On September 2, Luo Dong-Gen and his research team from Peking University's School of Life Sciences, McGovern Institute for Brain Research, Center for Quantitative Biology, and Center for Life Sciences jointly published a research paper titled "An extra-clock ultradian brain oscillator sustains circadian timekeeping" in Science Advances.

The master circadian clock has long been regarded as self-sufficient in maintaining free-running timekeeping. Yet the breakthrough discovery by Luo Dong-Gen and his team has now challenged this traditional theory.

The team performed multiple-electrode patch-clamp recordings of the Drosophila clock neurons, and discovered that most clock neuron subtypes showed a pattern of synchronous ultradian burst firing. This solely relied on the synaptic inputs from outside the master clock. The synchronous burst firing was found to come from neurons that could oscillate self-autonomously.

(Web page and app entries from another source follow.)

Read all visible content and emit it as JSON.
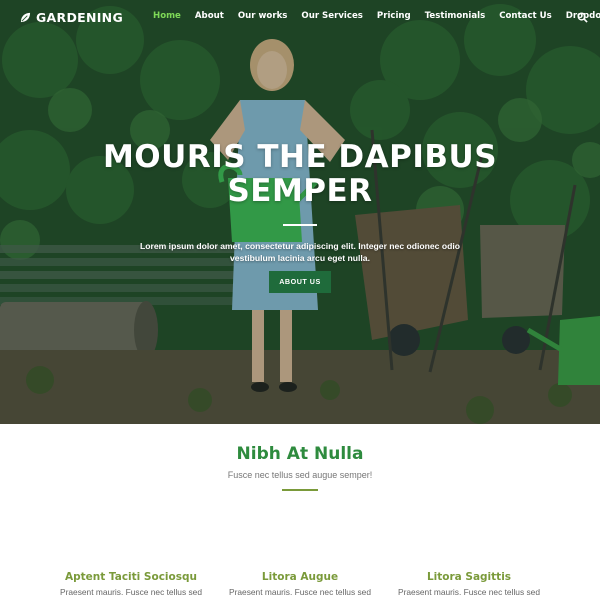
{
  "brand": {
    "name": "GARDENING",
    "icon": "leaf-icon"
  },
  "nav": {
    "items": [
      {
        "label": "Home",
        "active": true
      },
      {
        "label": "About",
        "active": false
      },
      {
        "label": "Our works",
        "active": false
      },
      {
        "label": "Our Services",
        "active": false
      },
      {
        "label": "Pricing",
        "active": false
      },
      {
        "label": "Testimonials",
        "active": false
      },
      {
        "label": "Contact Us",
        "active": false
      },
      {
        "label": "Dropdown",
        "active": false
      }
    ],
    "search_icon": "search-icon",
    "dropdown_icon": "chevron-down-icon"
  },
  "hero": {
    "title_line1": "MOURIS THE DAPIBUS",
    "title_line2": "SEMPER",
    "description_line1": "Lorem ipsum dolor amet, consectetur adipiscing elit. Integer nec odionec odio",
    "description_line2": "vestibulum lacinia arcu eget nulla.",
    "button_label": "ABOUT US"
  },
  "section": {
    "title": "Nibh At Nulla",
    "subtitle": "Fusce nec tellus sed augue semper!"
  },
  "features": [
    {
      "title": "Aptent Taciti Sociosqu",
      "text": "Praesent mauris. Fusce nec tellus sed"
    },
    {
      "title": "Litora Augue",
      "text": "Praesent mauris. Fusce nec tellus sed"
    },
    {
      "title": "Litora Sagittis",
      "text": "Praesent mauris. Fusce nec tellus sed"
    }
  ],
  "colors": {
    "accent_green": "#7ed957",
    "button_green": "#1f6b3b",
    "heading_green": "#2e8b3e",
    "olive": "#7a9a3a"
  }
}
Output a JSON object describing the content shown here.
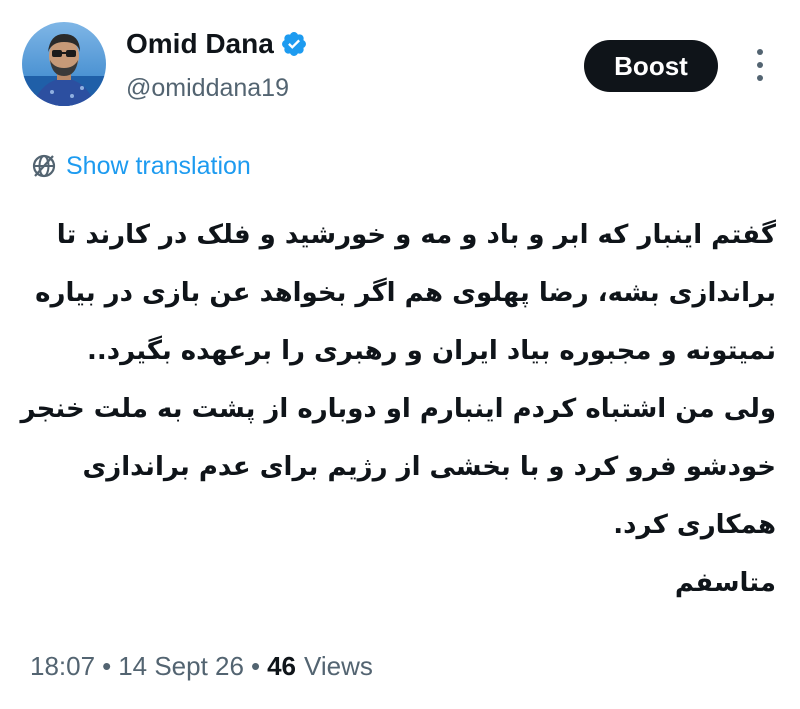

These neurons were later named as xCEO (extra-Clock Electrical Oscillator) by the team. The study hence revealed that the master clock is not self-sufficient, instead requiring the help of xCEOs to generate timekeeping of behavior rhythms. Such timekeeping may actually be a core mechanism of the in both insects and mammals.

More information: Min Tang et al, An extra-clock ultradian brain oscillator sustains circadian timekeeping, Science Advances (2022). DOI: 10.1126/sciadv.abo5506

Journal information: Science Advances

Provided by Peking University

Citation: How an extra-clock ultradian brain oscillator sustains circadian timekeeping (2022, September 14) retrieved 23 May 2024 from
This document is subject to copyright. Apart from any fair dealing for the purpose of private study or research, no part may be reproduced without the written permission. The content is provided for information purposes only.

Explore further

Scientists discover how our circadian rhythm can be both strong and flexible


Feedback to editors